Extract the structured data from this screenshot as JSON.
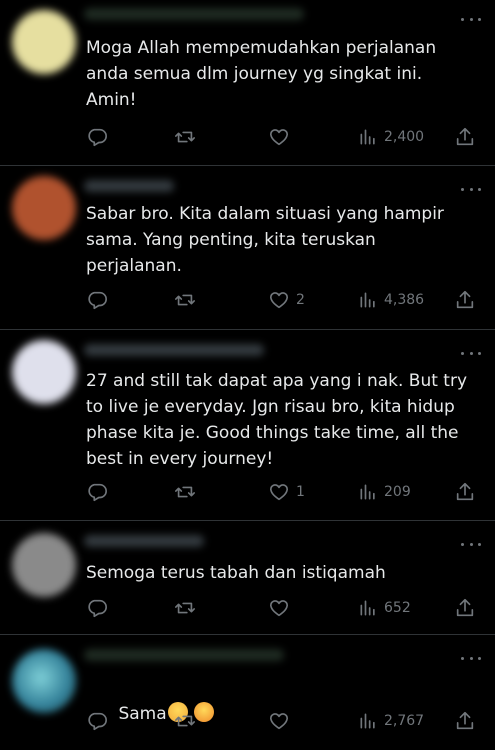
{
  "replies": [
    {
      "text": "Moga Allah mempemudahkan perjalanan\nanda semua dlm journey yg singkat ini.\nAmin!",
      "replies": "",
      "reposts": "",
      "likes": "",
      "views": "2,400",
      "avatar_color": "#e6dfa0"
    },
    {
      "text": "Sabar bro. Kita dalam situasi yang hampir\nsama. Yang penting, kita teruskan\nperjalanan.",
      "replies": "",
      "reposts": "",
      "likes": "2",
      "views": "4,386",
      "avatar_color": "#b0522e"
    },
    {
      "text": "27 and still tak dapat apa yang i nak. But try\nto live je everyday. Jgn risau bro, kita hidup\nphase kita je. Good things take time, all the\nbest in every journey!",
      "replies": "",
      "reposts": "",
      "likes": "1",
      "views": "209",
      "avatar_color": "#dfe0ec"
    },
    {
      "text": "Semoga terus tabah dan istiqamah",
      "replies": "",
      "reposts": "",
      "likes": "",
      "views": "652",
      "avatar_color": "#8a8a8a"
    },
    {
      "text": "Sama",
      "emojis": [
        "weary-face-emoji",
        "confounded-face-emoji"
      ],
      "replies": "",
      "reposts": "",
      "likes": "",
      "views": "2,767",
      "avatar_color": "#4f9fb0"
    }
  ],
  "colors": {
    "background": "#000000",
    "text": "#e7e9ea",
    "muted": "#71767b",
    "divider": "#2f3336",
    "emoji_yellow": "#f6c33b",
    "emoji_orange": "#f2a93b"
  }
}
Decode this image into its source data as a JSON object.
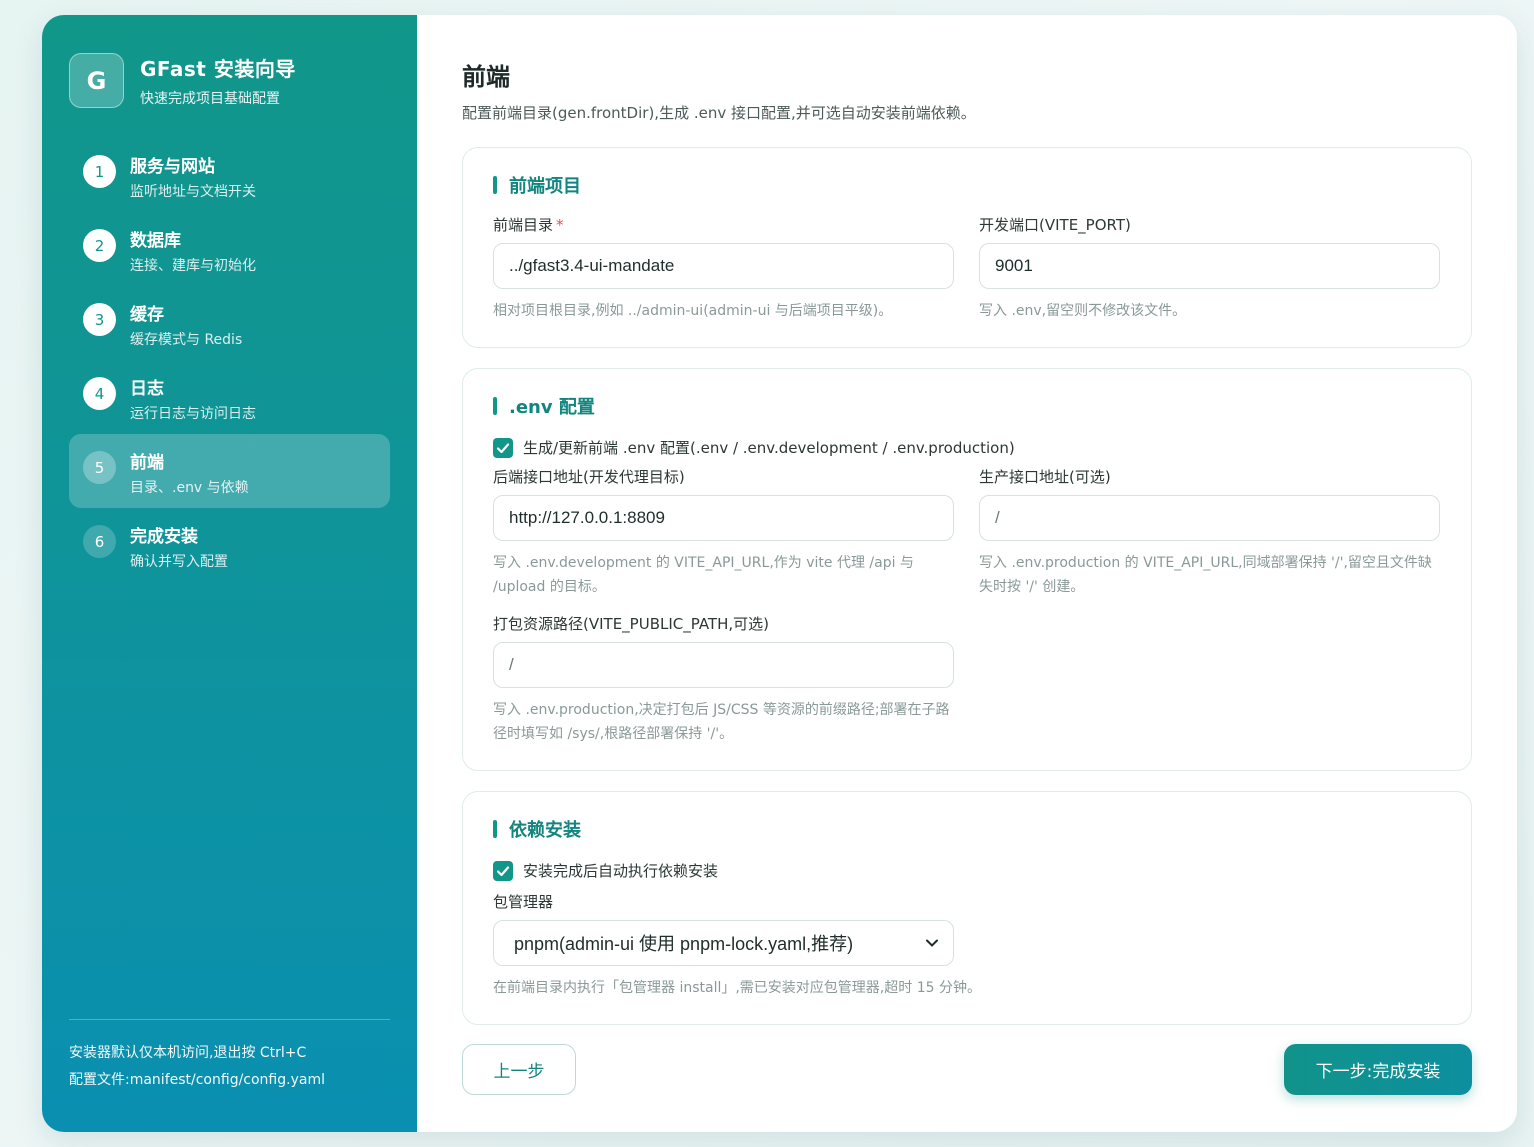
{
  "brand": {
    "logo": "G",
    "title": "GFast 安装向导",
    "subtitle": "快速完成项目基础配置"
  },
  "steps": [
    {
      "num": "1",
      "title": "服务与网站",
      "sub": "监听地址与文档开关",
      "state": "done"
    },
    {
      "num": "2",
      "title": "数据库",
      "sub": "连接、建库与初始化",
      "state": "done"
    },
    {
      "num": "3",
      "title": "缓存",
      "sub": "缓存模式与 Redis",
      "state": "done"
    },
    {
      "num": "4",
      "title": "日志",
      "sub": "运行日志与访问日志",
      "state": "done"
    },
    {
      "num": "5",
      "title": "前端",
      "sub": "目录、.env 与依赖",
      "state": "active"
    },
    {
      "num": "6",
      "title": "完成安装",
      "sub": "确认并写入配置",
      "state": "pending"
    }
  ],
  "sidebar_footer": {
    "line1": "安装器默认仅本机访问,退出按 Ctrl+C",
    "line2": "配置文件:manifest/config/config.yaml"
  },
  "page": {
    "title": "前端",
    "desc": "配置前端目录(gen.frontDir),生成 .env 接口配置,并可选自动安装前端依赖。"
  },
  "frontend_card": {
    "title": "前端项目",
    "dir_label": "前端目录",
    "dir_value": "../gfast3.4-ui-mandate",
    "dir_hint": "相对项目根目录,例如 ../admin-ui(admin-ui 与后端项目平级)。",
    "port_label": "开发端口(VITE_PORT)",
    "port_value": "9001",
    "port_hint": "写入 .env,留空则不修改该文件。"
  },
  "env_card": {
    "title": ".env 配置",
    "check_label": "生成/更新前端 .env 配置(.env / .env.development / .env.production)",
    "api_label": "后端接口地址(开发代理目标)",
    "api_value": "http://127.0.0.1:8809",
    "api_hint": "写入 .env.development 的 VITE_API_URL,作为 vite 代理 /api 与 /upload 的目标。",
    "prod_label": "生产接口地址(可选)",
    "prod_value": "/",
    "prod_hint": "写入 .env.production 的 VITE_API_URL,同域部署保持 '/',留空且文件缺失时按 '/' 创建。",
    "public_label": "打包资源路径(VITE_PUBLIC_PATH,可选)",
    "public_value": "/",
    "public_hint": "写入 .env.production,决定打包后 JS/CSS 等资源的前缀路径;部署在子路径时填写如 /sys/,根路径部署保持 '/'。"
  },
  "deps_card": {
    "title": "依赖安装",
    "check_label": "安装完成后自动执行依赖安装",
    "pm_label": "包管理器",
    "pm_value": "pnpm(admin-ui 使用 pnpm-lock.yaml,推荐)",
    "pm_hint": "在前端目录内执行「包管理器 install」,需已安装对应包管理器,超时 15 分钟。"
  },
  "actions": {
    "prev": "上一步",
    "next": "下一步:完成安装"
  },
  "colors": {
    "accent": "#12968a",
    "sidebar_top": "#11968a",
    "sidebar_bottom": "#0a8fb1"
  }
}
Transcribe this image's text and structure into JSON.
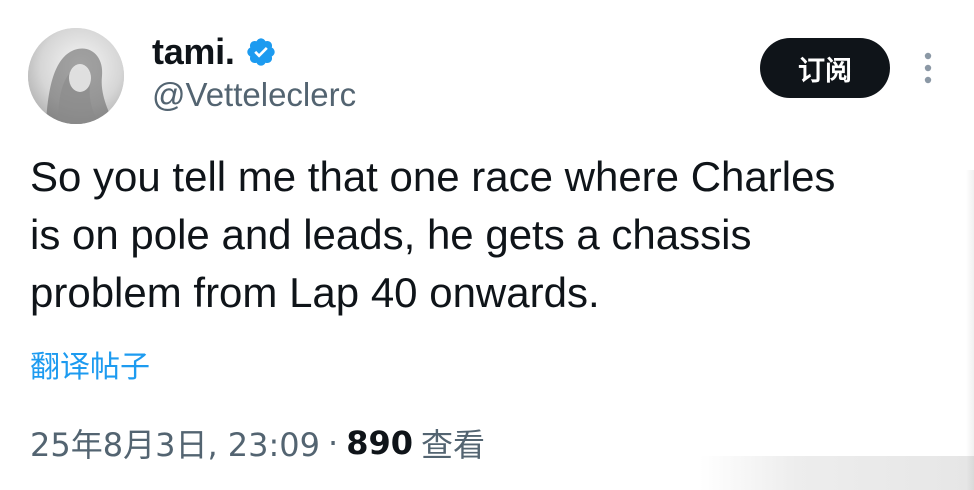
{
  "author": {
    "display_name": "tami.",
    "handle": "@Vetteleclerc",
    "verified": true,
    "avatar_icon": "avatar-portrait-icon",
    "verified_color": "#1d9bf0"
  },
  "actions": {
    "subscribe_label": "订阅",
    "more_icon": "more-vertical-icon"
  },
  "tweet": {
    "lines": [
      "So you tell me that one race where Charles",
      "is on pole and leads, he gets a chassis",
      "problem from Lap 40 onwards."
    ],
    "translate_label": "翻译帖子"
  },
  "meta": {
    "timestamp": "25年8月3日, 23:09",
    "separator": "·",
    "views_count": "890",
    "views_label": "查看"
  },
  "colors": {
    "text": "#0f1419",
    "secondary": "#536471",
    "accent": "#1d9bf0",
    "button_bg": "#0f1419"
  }
}
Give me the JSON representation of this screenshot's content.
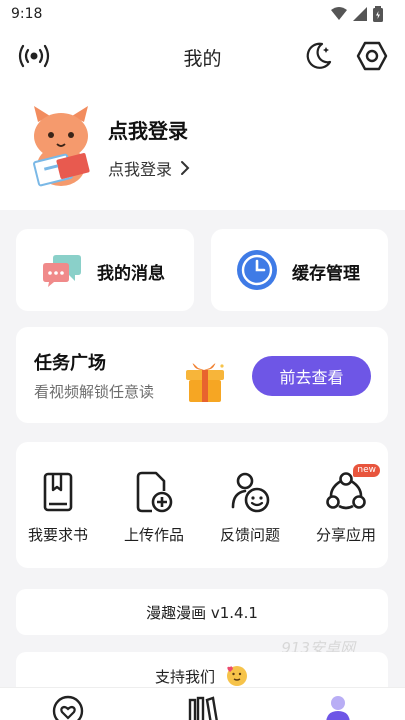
{
  "status_bar": {
    "time": "9:18",
    "icons": [
      "wifi-icon",
      "signal-icon",
      "battery-icon"
    ]
  },
  "header": {
    "title": "我的",
    "left_icon": "broadcast-icon",
    "right_icons": [
      "moon-icon",
      "settings-hexagon-icon"
    ]
  },
  "profile": {
    "title": "点我登录",
    "subtitle": "点我登录",
    "chevron": "›"
  },
  "quick_cards": [
    {
      "label": "我的消息",
      "icon": "message-bubbles-icon"
    },
    {
      "label": "缓存管理",
      "icon": "clock-icon"
    }
  ],
  "task": {
    "title": "任务广场",
    "subtitle": "看视频解锁任意读",
    "button": "前去查看",
    "icon": "gift-box-icon"
  },
  "tools": [
    {
      "label": "我要求书",
      "icon": "book-request-icon"
    },
    {
      "label": "上传作品",
      "icon": "upload-file-icon"
    },
    {
      "label": "反馈问题",
      "icon": "feedback-person-icon"
    },
    {
      "label": "分享应用",
      "icon": "share-icon",
      "badge": "new"
    }
  ],
  "version": "漫趣漫画 v1.4.1",
  "watermark": "913安卓网",
  "support": {
    "label": "支持我们",
    "icon": "heart-emoji-icon"
  },
  "bottom_nav": [
    "heart-home-icon",
    "bookshelf-icon",
    "profile-icon"
  ],
  "colors": {
    "accent": "#6e56e6",
    "clock_blue": "#3f7be6",
    "gift_orange": "#f6a623",
    "background": "#f4f4f6"
  }
}
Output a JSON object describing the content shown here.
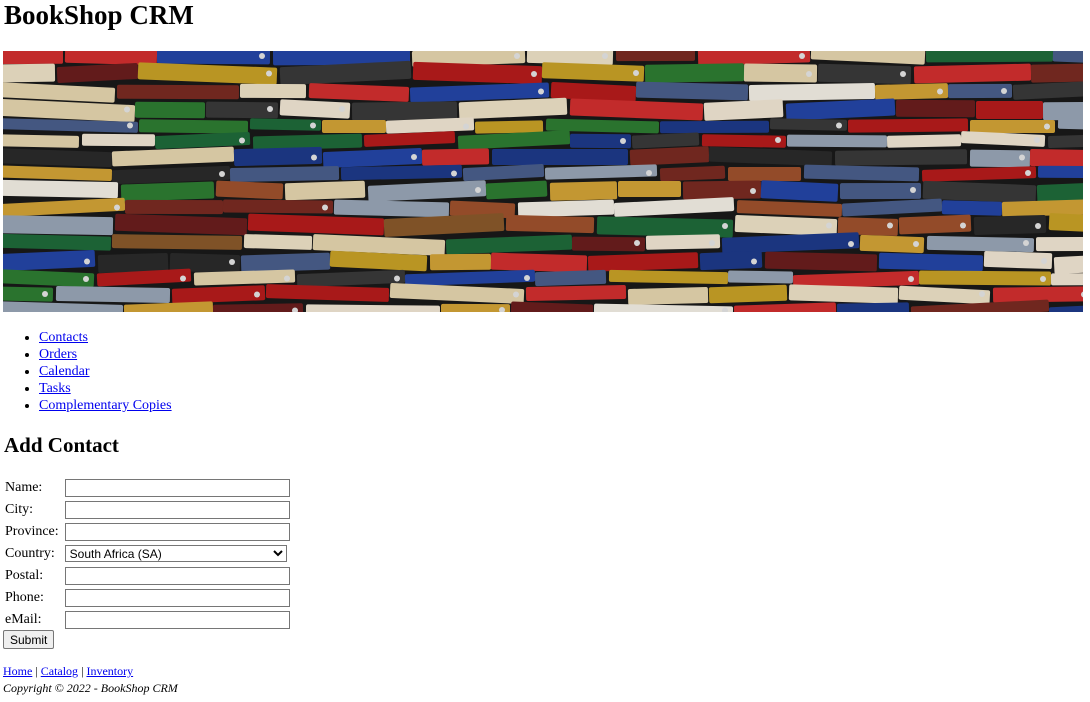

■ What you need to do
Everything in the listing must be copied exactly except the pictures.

■ Task output
Extract the structured data from this screenshot as JSON.
{
  "replies": [
    {
      "text": "Moga Allah mempemudahkan perjalanan\nanda semua dlm journey yg singkat ini.\nAmin!",
      "replies": "",
      "reposts": "",
      "likes": "",
      "views": "2,400",
      "avatar_color": "#e6dfa0"
    },
    {
      "text": "Sabar bro. Kita dalam situasi yang hampir\nsama. Yang penting, kita teruskan\nperjalanan.",
      "replies": "",
      "reposts": "",
      "likes": "2",
      "views": "4,386",
      "avatar_color": "#b0522e"
    },
    {
      "text": "27 and still tak dapat apa yang i nak. But try\nto live je everyday. Jgn risau bro, kita hidup\nphase kita je. Good things take time, all the\nbest in every journey!",
      "replies": "",
      "reposts": "",
      "likes": "1",
      "views": "209",
      "avatar_color": "#dfe0ec"
    },
    {
      "text": "Semoga terus tabah dan istiqamah",
      "replies": "",
      "reposts": "",
      "likes": "",
      "views": "652",
      "avatar_color": "#8a8a8a"
    },
    {
      "text": "Sama",
      "emojis": [
        "weary-face-emoji",
        "confounded-face-emoji"
      ],
      "replies": "",
      "reposts": "",
      "likes": "",
      "views": "2,767",
      "avatar_color": "#4f9fb0"
    }
  ],
  "colors": {
    "background": "#000000",
    "text": "#e7e9ea",
    "muted": "#71767b",
    "divider": "#2f3336",
    "emoji_yellow": "#f6c33b",
    "emoji_orange": "#f2a93b"
  }
}
Decode this image into its source data as a JSON object.
{
  "brand": {
    "logo": "G",
    "title": "GFast 安装向导",
    "subtitle": "快速完成项目基础配置"
  },
  "steps": [
    {
      "num": "1",
      "title": "服务与网站",
      "sub": "监听地址与文档开关",
      "state": "done"
    },
    {
      "num": "2",
      "title": "数据库",
      "sub": "连接、建库与初始化",
      "state": "done"
    },
    {
      "num": "3",
      "title": "缓存",
      "sub": "缓存模式与 Redis",
      "state": "done"
    },
    {
      "num": "4",
      "title": "日志",
      "sub": "运行日志与访问日志",
      "state": "done"
    },
    {
      "num": "5",
      "title": "前端",
      "sub": "目录、.env 与依赖",
      "state": "active"
    },
    {
      "num": "6",
      "title": "完成安装",
      "sub": "确认并写入配置",
      "state": "pending"
    }
  ],
  "sidebar_footer": {
    "line1": "安装器默认仅本机访问,退出按 Ctrl+C",
    "line2": "配置文件:manifest/config/config.yaml"
  },
  "page": {
    "title": "前端",
    "desc": "配置前端目录(gen.frontDir),生成 .env 接口配置,并可选自动安装前端依赖。"
  },
  "frontend_card": {
    "title": "前端项目",
    "dir_label": "前端目录",
    "dir_value": "../gfast3.4-ui-mandate",
    "dir_hint": "相对项目根目录,例如 ../admin-ui(admin-ui 与后端项目平级)。",
    "port_label": "开发端口(VITE_PORT)",
    "port_value": "9001",
    "port_hint": "写入 .env,留空则不修改该文件。"
  },
  "env_card": {
    "title": ".env 配置",
    "check_label": "生成/更新前端 .env 配置(.env / .env.development / .env.production)",
    "api_label": "后端接口地址(开发代理目标)",
    "api_value": "http://127.0.0.1:8809",
    "api_hint": "写入 .env.development 的 VITE_API_URL,作为 vite 代理 /api 与 /upload 的目标。",
    "prod_label": "生产接口地址(可选)",
    "prod_value": "/",
    "prod_hint": "写入 .env.production 的 VITE_API_URL,同域部署保持 '/',留空且文件缺失时按 '/' 创建。",
    "public_label": "打包资源路径(VITE_PUBLIC_PATH,可选)",
    "public_value": "/",
    "public_hint": "写入 .env.production,决定打包后 JS/CSS 等资源的前缀路径;部署在子路径时填写如 /sys/,根路径部署保持 '/'。"
  },
  "deps_card": {
    "title": "依赖安装",
    "check_label": "安装完成后自动执行依赖安装",
    "pm_label": "包管理器",
    "pm_value": "pnpm(admin-ui 使用 pnpm-lock.yaml,推荐)",
    "pm_hint": "在前端目录内执行「包管理器 install」,需已安装对应包管理器,超时 15 分钟。"
  },
  "actions": {
    "prev": "上一步",
    "next": "下一步:完成安装"
  },
  "colors": {
    "accent": "#12968a",
    "sidebar_top": "#11968a",
    "sidebar_bottom": "#0a8fb1"
  }
}
Transcribe this image's text and structure into JSON.
{
  "author": {
    "display_name": "tami.",
    "handle": "@Vetteleclerc",
    "verified": true,
    "avatar_icon": "avatar-portrait-icon",
    "verified_color": "#1d9bf0"
  },
  "actions": {
    "subscribe_label": "订阅",
    "more_icon": "more-vertical-icon"
  },
  "tweet": {
    "lines": [
      "So you tell me that one race where Charles",
      "is on pole and leads, he gets a chassis",
      "problem from Lap 40 onwards."
    ],
    "translate_label": "翻译帖子"
  },
  "meta": {
    "timestamp": "25年8月3日, 23:09",
    "separator": "·",
    "views_count": "890",
    "views_label": "查看"
  },
  "colors": {
    "text": "#0f1419",
    "secondary": "#536471",
    "accent": "#1d9bf0",
    "button_bg": "#0f1419"
  }
}
Give me the JSON representation of this screenshot's content.
{
  "status_bar": {
    "time": "9:18",
    "icons": [
      "wifi-icon",
      "signal-icon",
      "battery-icon"
    ]
  },
  "header": {
    "title": "我的",
    "left_icon": "broadcast-icon",
    "right_icons": [
      "moon-icon",
      "settings-hexagon-icon"
    ]
  },
  "profile": {
    "title": "点我登录",
    "subtitle": "点我登录",
    "chevron": "›"
  },
  "quick_cards": [
    {
      "label": "我的消息",
      "icon": "message-bubbles-icon"
    },
    {
      "label": "缓存管理",
      "icon": "clock-icon"
    }
  ],
  "task": {
    "title": "任务广场",
    "subtitle": "看视频解锁任意读",
    "button": "前去查看",
    "icon": "gift-box-icon"
  },
  "tools": [
    {
      "label": "我要求书",
      "icon": "book-request-icon"
    },
    {
      "label": "上传作品",
      "icon": "upload-file-icon"
    },
    {
      "label": "反馈问题",
      "icon": "feedback-person-icon"
    },
    {
      "label": "分享应用",
      "icon": "share-icon",
      "badge": "new"
    }
  ],
  "version": "漫趣漫画 v1.4.1",
  "watermark": "913安卓网",
  "support": {
    "label": "支持我们",
    "icon": "heart-emoji-icon"
  },
  "bottom_nav": [
    "heart-home-icon",
    "bookshelf-icon",
    "profile-icon"
  ],
  "colors": {
    "accent": "#6e56e6",
    "clock_blue": "#3f7be6",
    "gift_orange": "#f6a623",
    "background": "#f4f4f6"
  }
}
Output a JSON object describing the content shown here.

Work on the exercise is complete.